Peterson said he plans on having a few other animals on the farm such as therapy horses, and would help veterans who want a dog or even a therapy/service dog get one. Peterson said he believes being responsible for something else will help them on the path to recovery.
A testament to Peterson’s belief in the healing power of animals, The Babinski Foundation was one of the sponsors of the tournament.
“I myself believe, at minimum, having the responsibility of taking care of a dog could put one in the right place to be responsible for themselves, too,” Peterson said. “I find that's a big thing with some veterans. They're by themselves in the woods. They're not hurting anybody. They don't feel like they're doing anything wrong. But we want to increase their quality of life from a tent or from a van, to a real house where an actual animal could be comfortable. Then we want to emphasize, on their leaving, that you can bring the dog if you want to. But if you start living in substandard living conditions again, you should bring the dog back and probably come back yourself.”
Currently, Peterson said Veteran Valor Farm has a horse therapist and equine therapist from Gaits of Hope , an equine-assisted healing program located in Rice, who would come out to handle all the equine therapy with the veterans.
Veteran Valor Farm would work with the veterans to find stable jobs and housing before leaving the farm.
With a system he calls “red, white and blue,” Peterson said room and board would be based on an increasing scale to help prepare veterans to move out of the farm.
“We want to show them they can make it on their own before they ever leave the farm,” Peterson said. “They can do chores around the farm to work off their rent. But it's not a pay-or-your-out system.

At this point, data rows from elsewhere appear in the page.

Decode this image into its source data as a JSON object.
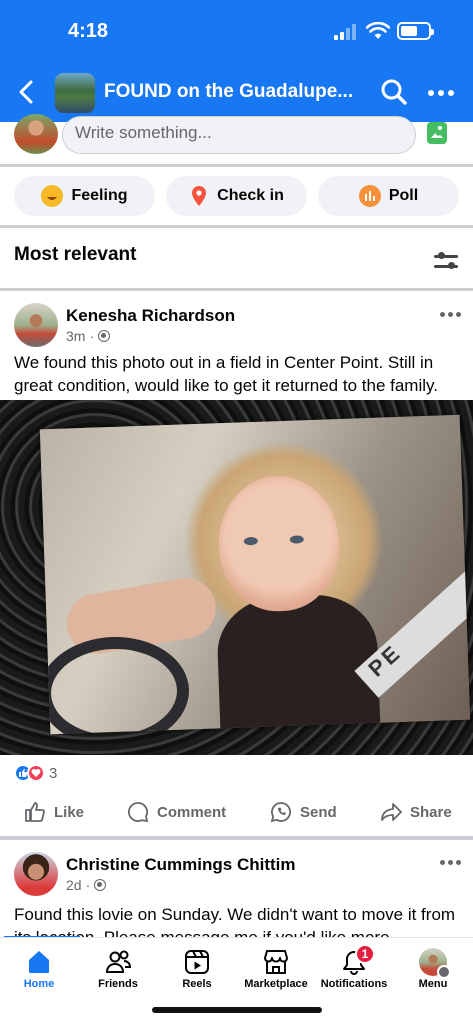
{
  "status_bar": {
    "time": "4:18"
  },
  "header": {
    "title": "FOUND on the Guadalupe...",
    "back_label": "Back"
  },
  "composer": {
    "placeholder": "Write something..."
  },
  "quick_actions": [
    {
      "label": "Feeling",
      "icon": "smiley-icon"
    },
    {
      "label": "Check in",
      "icon": "location-pin-icon"
    },
    {
      "label": "Poll",
      "icon": "poll-icon"
    }
  ],
  "feed": {
    "sort_label": "Most relevant"
  },
  "posts": [
    {
      "author": "Kenesha Richardson",
      "time": "3m",
      "text": "We found this photo out in a field in Center Point. Still in great condition, would like to get it returned to the family.",
      "reaction_count": "3",
      "image_text": "PE"
    },
    {
      "author": "Christine Cummings Chittim",
      "time": "2d",
      "text": "Found this lovie on Sunday. We didn't want to move it from its location. Please message me if you'd like more"
    }
  ],
  "post_actions": {
    "like": "Like",
    "comment": "Comment",
    "send": "Send",
    "share": "Share"
  },
  "tabs": [
    {
      "label": "Home",
      "icon": "home-icon"
    },
    {
      "label": "Friends",
      "icon": "friends-icon"
    },
    {
      "label": "Reels",
      "icon": "reels-icon"
    },
    {
      "label": "Marketplace",
      "icon": "marketplace-icon"
    },
    {
      "label": "Notifications",
      "icon": "bell-icon",
      "badge": "1"
    },
    {
      "label": "Menu",
      "icon": "menu-avatar-icon"
    }
  ],
  "colors": {
    "brand": "#1877f2",
    "badge": "#e41e3f",
    "like": "#1877f2",
    "love": "#f33e58"
  }
}
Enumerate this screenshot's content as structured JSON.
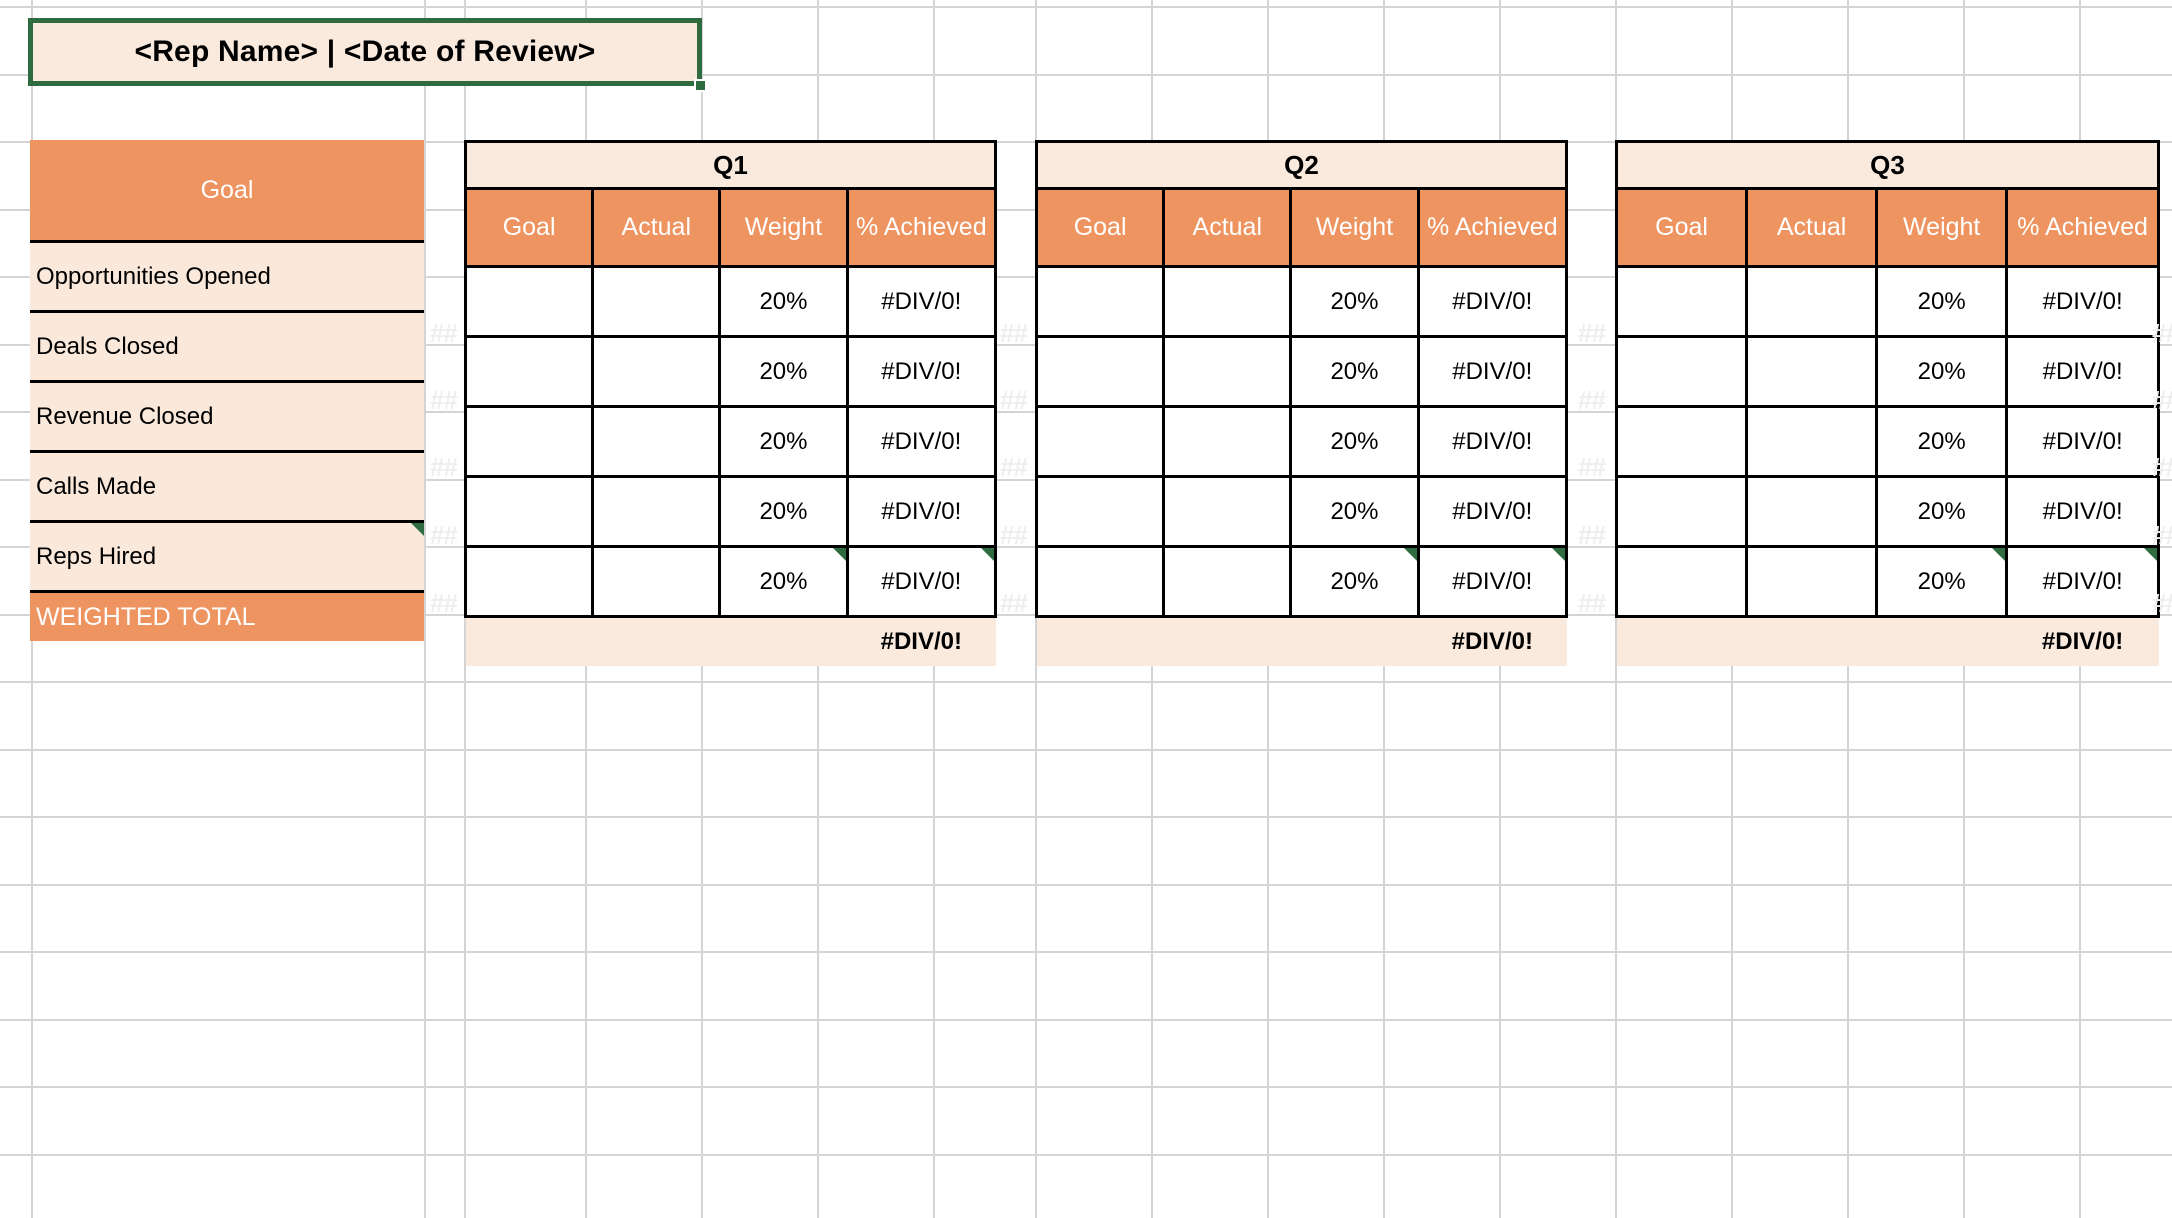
{
  "title": {
    "text": "<Rep Name> | <Date of Review>"
  },
  "goal_table": {
    "header": "Goal",
    "rows": [
      "Opportunities Opened",
      "Deals Closed",
      "Revenue Closed",
      "Calls Made",
      "Reps Hired"
    ],
    "total_label": "WEIGHTED TOTAL"
  },
  "quarters": [
    {
      "label": "Q1",
      "columns": [
        "Goal",
        "Actual",
        "Weight",
        "% Achieved"
      ],
      "rows": [
        {
          "goal": "",
          "actual": "",
          "weight": "20%",
          "achieved": "#DIV/0!"
        },
        {
          "goal": "",
          "actual": "",
          "weight": "20%",
          "achieved": "#DIV/0!"
        },
        {
          "goal": "",
          "actual": "",
          "weight": "20%",
          "achieved": "#DIV/0!"
        },
        {
          "goal": "",
          "actual": "",
          "weight": "20%",
          "achieved": "#DIV/0!"
        },
        {
          "goal": "",
          "actual": "",
          "weight": "20%",
          "achieved": "#DIV/0!"
        }
      ],
      "total": {
        "goal": "",
        "actual": "",
        "weight": "",
        "achieved": "#DIV/0!"
      }
    },
    {
      "label": "Q2",
      "columns": [
        "Goal",
        "Actual",
        "Weight",
        "% Achieved"
      ],
      "rows": [
        {
          "goal": "",
          "actual": "",
          "weight": "20%",
          "achieved": "#DIV/0!"
        },
        {
          "goal": "",
          "actual": "",
          "weight": "20%",
          "achieved": "#DIV/0!"
        },
        {
          "goal": "",
          "actual": "",
          "weight": "20%",
          "achieved": "#DIV/0!"
        },
        {
          "goal": "",
          "actual": "",
          "weight": "20%",
          "achieved": "#DIV/0!"
        },
        {
          "goal": "",
          "actual": "",
          "weight": "20%",
          "achieved": "#DIV/0!"
        }
      ],
      "total": {
        "goal": "",
        "actual": "",
        "weight": "",
        "achieved": "#DIV/0!"
      }
    },
    {
      "label": "Q3",
      "columns": [
        "Goal",
        "Actual",
        "Weight",
        "% Achieved"
      ],
      "rows": [
        {
          "goal": "",
          "actual": "",
          "weight": "20%",
          "achieved": "#DIV/0!"
        },
        {
          "goal": "",
          "actual": "",
          "weight": "20%",
          "achieved": "#DIV/0!"
        },
        {
          "goal": "",
          "actual": "",
          "weight": "20%",
          "achieved": "#DIV/0!"
        },
        {
          "goal": "",
          "actual": "",
          "weight": "20%",
          "achieved": "#DIV/0!"
        },
        {
          "goal": "",
          "actual": "",
          "weight": "20%",
          "achieved": "#DIV/0!"
        }
      ],
      "total": {
        "goal": "",
        "actual": "",
        "weight": "",
        "achieved": "#DIV/0!"
      }
    }
  ],
  "overflow_indicator": "##",
  "colors": {
    "accent_orange": "#ee9460",
    "light_peach": "#fae8db",
    "banner_peach": "#faeade",
    "selection_green": "#2e6b3e",
    "gridline": "#d4d4d4",
    "overflow_gray": "#eeeeee"
  }
}
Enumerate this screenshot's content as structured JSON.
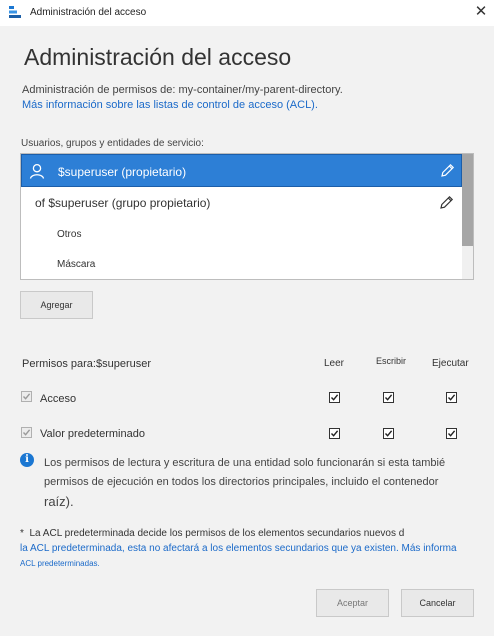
{
  "window": {
    "title": "Administración del acceso",
    "close_glyph": "✕",
    "app_icon": "storage-explorer-icon"
  },
  "header": {
    "title": "Administración del acceso",
    "permissions_of_label": "Administración de permisos de: my-container/my-parent-directory.",
    "acl_link": "Más información sobre las listas de control de acceso (ACL)."
  },
  "principals": {
    "label": "Usuarios, grupos y entidades de servicio:",
    "items": [
      {
        "label": "$superuser (propietario)",
        "selected": true,
        "icon": "user-icon"
      },
      {
        "label": "of $superuser (grupo propietario)",
        "selected": false
      },
      {
        "label": "Otros",
        "selected": false
      },
      {
        "label": "Máscara",
        "selected": false
      }
    ],
    "add_button": "Agregar"
  },
  "permissions": {
    "header": "Permisos para:$superuser",
    "columns": [
      "Leer",
      "Escribir",
      "Ejecutar"
    ],
    "rows": [
      {
        "label": "Acceso",
        "enabled": true,
        "read": true,
        "write": true,
        "execute": true
      },
      {
        "label": "Valor predeterminado",
        "enabled": true,
        "read": true,
        "write": true,
        "execute": true
      }
    ]
  },
  "info": {
    "lines": [
      "Los permisos de lectura y escritura de una entidad solo funcionarán si esta tambié",
      "permisos de ejecución en todos los directorios principales, incluido el contenedor",
      "raíz)."
    ]
  },
  "note": {
    "line1": "La ACL predeterminada decide los permisos de los elementos secundarios nuevos d",
    "line2": "la ACL predeterminada, esta no afectará a los elementos secundarios que ya existen. Más informa",
    "line3": "ACL predeterminadas."
  },
  "footer": {
    "ok_button": "Aceptar",
    "cancel_button": "Cancelar"
  },
  "colors": {
    "accent": "#2d7fd6",
    "link": "#1b6ac9",
    "info": "#1b77d2"
  }
}
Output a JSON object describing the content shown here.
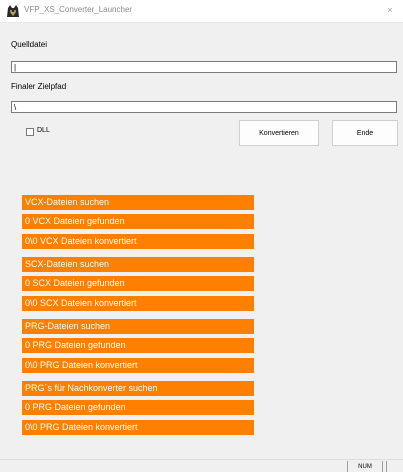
{
  "window": {
    "title": "VFP_XS_Converter_Launcher",
    "close_glyph": "×"
  },
  "form": {
    "source_label": "Quelldatei",
    "source_value": "|",
    "target_label": "Finaler Zielpfad",
    "target_value": "\\",
    "dll_label": "DLL",
    "dll_checked": false,
    "convert_button": "Konvertieren",
    "end_button": "Ende"
  },
  "statuses": {
    "vcx": [
      "VCX-Dateien suchen",
      "0 VCX Dateien gefunden",
      "0\\0 VCX Dateien konvertiert"
    ],
    "scx": [
      "SCX-Dateien suchen",
      "0 SCX Dateien gefunden",
      "0\\0 SCX Dateien konvertiert"
    ],
    "prg": [
      "PRG-Dateien suchen",
      "0 PRG Dateien gefunden",
      "0\\0 PRG Dateien konvertiert"
    ],
    "post": [
      "PRG´s für Nachkonverter suchen",
      "0 PRG Dateien gefunden",
      "0\\0 PRG Dateien konvertiert"
    ]
  },
  "statusbar": {
    "num": "NUM"
  },
  "colors": {
    "accent": "#ff8000"
  },
  "icons": {
    "app": "fox-head-icon"
  }
}
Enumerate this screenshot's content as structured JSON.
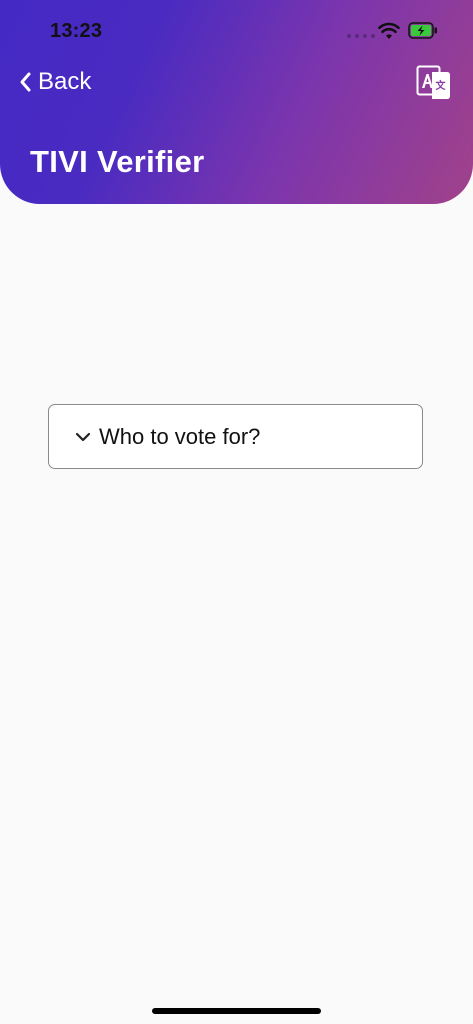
{
  "status_bar": {
    "time": "13:23"
  },
  "nav": {
    "back_label": "Back",
    "translate_icon": "translate-icon"
  },
  "header": {
    "title": "TIVI Verifier"
  },
  "accordion": {
    "label": "Who to vote for?",
    "expanded": false
  },
  "colors": {
    "gradient_start": "#4429c4",
    "gradient_end": "#a1428a",
    "background": "#fafafa"
  }
}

We are here to show them they can do anything they set their mind to and we will work with them.”
Currently, they are finishing up on the remodel of one of their houses but Peterson and Lovitz said they can always use help from volunteers, both with trade skills and those who just want to help out. And as a registered nonprofit with GiveMN.org they are willing to accept donations from those who can't make it out to volunteer.
“Just yesterday I talked to a Vietnam Army vet on the corner,” Lovitz said. “So I shared lunch with him. We just talked about his story and I’m really looking forward to moments like that when I can say, how'd you like to go home.”
To find out more about Veteran Valor Farm go to veteranvalorfarm.org or find them on Facebook at facebook.com/veteranvalorfarm .
TIM SPEIER, staff writer, can be reached on Twitter @timmy2thyme , call 218-855-5859 or email email@example.com .